Although we don't believe in timing the market or panicking over daily movements, we do like to keep an eye on market changes -- just in case they're material to our investing thesis.

The stock market has spent today waiting on the Federal Reserve's latest report about its future monetary-policy plans. Uncertainty about the Fed's course of action has led the Dow Jones Industrials (DJINDICES:^DJI) to a 17-point loss as of 12:20 p.m. EDT, shortly ahead of the conclusion of the latest Federal Open Market Committee meeting to set future monetary policy. But beyond the Fed, earnings season continues, and oil giant ExxonMobil's (NYSE:XOM) report tomorrow should provide a key reading on the industry that has driven much of the domestic economy's growth in recent years. Exxon's results will have implications not just for rival Chevron (NYSE:CVX) and the increasingly energy-focused General Electric (NYSE:GE), but on the Dow as a whole.

ExxonMobil will release its results before the market opens tomorrow. It will follow up its release with a conference call scheduled to begin at 11 a.m. EDT.

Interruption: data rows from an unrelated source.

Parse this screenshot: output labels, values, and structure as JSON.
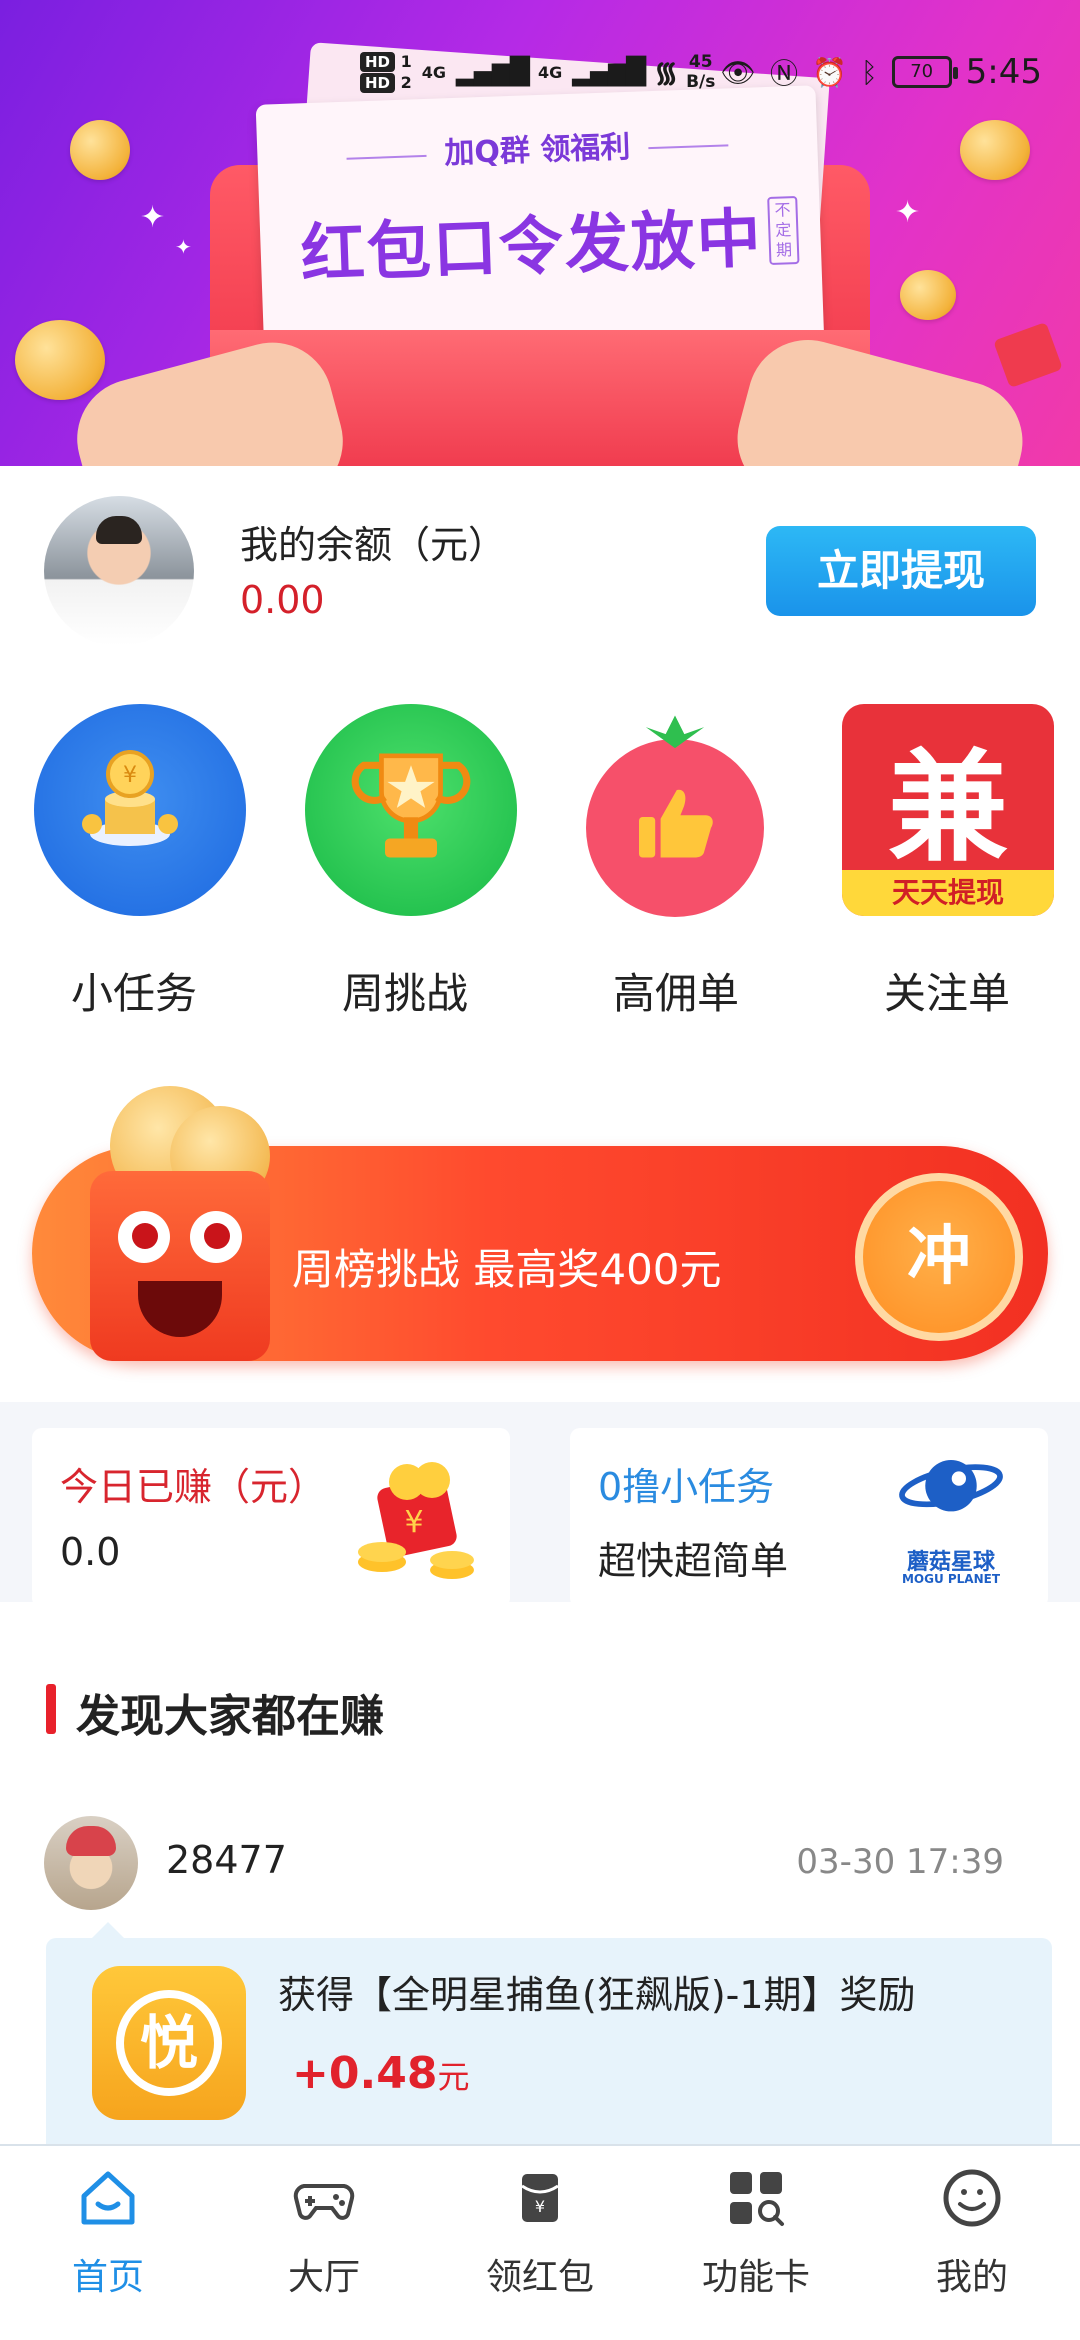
{
  "status_bar": {
    "hd1": "HD",
    "hd1_num": "1",
    "hd2": "HD",
    "hd2_num": "2",
    "sig1": "4G",
    "sig2": "4G",
    "speed_value": "45",
    "speed_unit": "B/s",
    "battery": "70",
    "time": "5:45"
  },
  "banner": {
    "subtitle": "加Q群 领福利",
    "title": "红包口令发放中",
    "tag": "不定期"
  },
  "balance": {
    "label": "我的余额（元）",
    "value": "0.00",
    "withdraw_label": "立即提现"
  },
  "menu": {
    "items": [
      {
        "label": "小任务",
        "icon": "coin-stack-icon"
      },
      {
        "label": "周挑战",
        "icon": "trophy-icon"
      },
      {
        "label": "高佣单",
        "icon": "thumbs-up-icon"
      },
      {
        "label": "关注单",
        "icon": "jian-app-icon"
      }
    ],
    "jian_char": "兼",
    "jian_strip": "天天提现"
  },
  "promo": {
    "text": "周榜挑战  最高奖400元",
    "button_label": "冲"
  },
  "cards": {
    "today": {
      "title": "今日已赚（元）",
      "value": "0.0"
    },
    "mini_task": {
      "title": "0撸小任务",
      "subtitle": "超快超简单",
      "logo_text": "蘑菇星球",
      "logo_sub": "MOGU PLANET"
    }
  },
  "feed": {
    "section_title": "发现大家都在赚",
    "entries": [
      {
        "user": "28477",
        "time": "03-30 17:39",
        "text": "获得【全明星捕鱼(狂飙版)-1期】奖励",
        "reward": "+0.48",
        "unit": "元",
        "game_icon_char": "悦"
      }
    ]
  },
  "bottom_nav": {
    "items": [
      {
        "label": "首页",
        "icon": "home-icon",
        "active": true
      },
      {
        "label": "大厅",
        "icon": "gamepad-icon",
        "active": false
      },
      {
        "label": "领红包",
        "icon": "red-envelope-icon",
        "active": false
      },
      {
        "label": "功能卡",
        "icon": "grid-search-icon",
        "active": false
      },
      {
        "label": "我的",
        "icon": "smiley-icon",
        "active": false
      }
    ]
  },
  "colors": {
    "accent_blue": "#1f8fe6",
    "price_red": "#d4202a",
    "promo_orange": "#ff4a2e"
  }
}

Exxon faces a number of challenges in its coming earnings report. The company's earnings plunged by more than half in the second quarter, and although a big part of that income drop came from corporate restructuring, Exxon has struggled to find enough new projects to replace the natural decline in its production from existing wells. More recently, weakening oil prices have raised the threat of further revenue declines even if Exxon's efforts to stabilize production levels prove successful. Those are problems that Chevron also faces, but Chevron has been more successful than Exxon in finding ways to keep its production volume moving in the right direction.

But Exxon still has huge opportunities to improve its future results. The company's joint venture with Russia's Rosneft gives Exxon access to the potentially oil-rich Arctic offshore area of Russia's northern coast, and given the past success of energy companies in the north-polar regions, Exxon has reason to believe that more riches could be ripe for the taking. Other areas around the world also have promise, especially as unconventional production methods like hydraulic fracturing gain in popularity abroad.

Because of Exxon's status as a huge integrated oil company, its results won't necessarily reflect the same conditions facing smaller specialized energy companies. But for General Electric, which has stepped into the oil-services business, Exxon's snapshot of the industry should provide a gauge of where it can seek the best growth opportunities. And more broadly for the Dow, as more companies start to embrace the power of the energy industry in promoting overall U.S. economic growth, investors will need to pay attention to how Exxon fares in order to gauge the direction of the economy as a whole.

Fool contributor Dan Caplinger has no position in any stocks mentioned. You can follow him on Twitter @DanCaplinger. The Motley Fool recommends Chevron. The Motley Fool owns shares of General Electric. Try any of our Foolish newsletter services free for 30 days. We Fools may not all hold the same opinions, but we all believe that considering a diverse range of insights makes us better investors. The Motley Fool has a disclosure policy.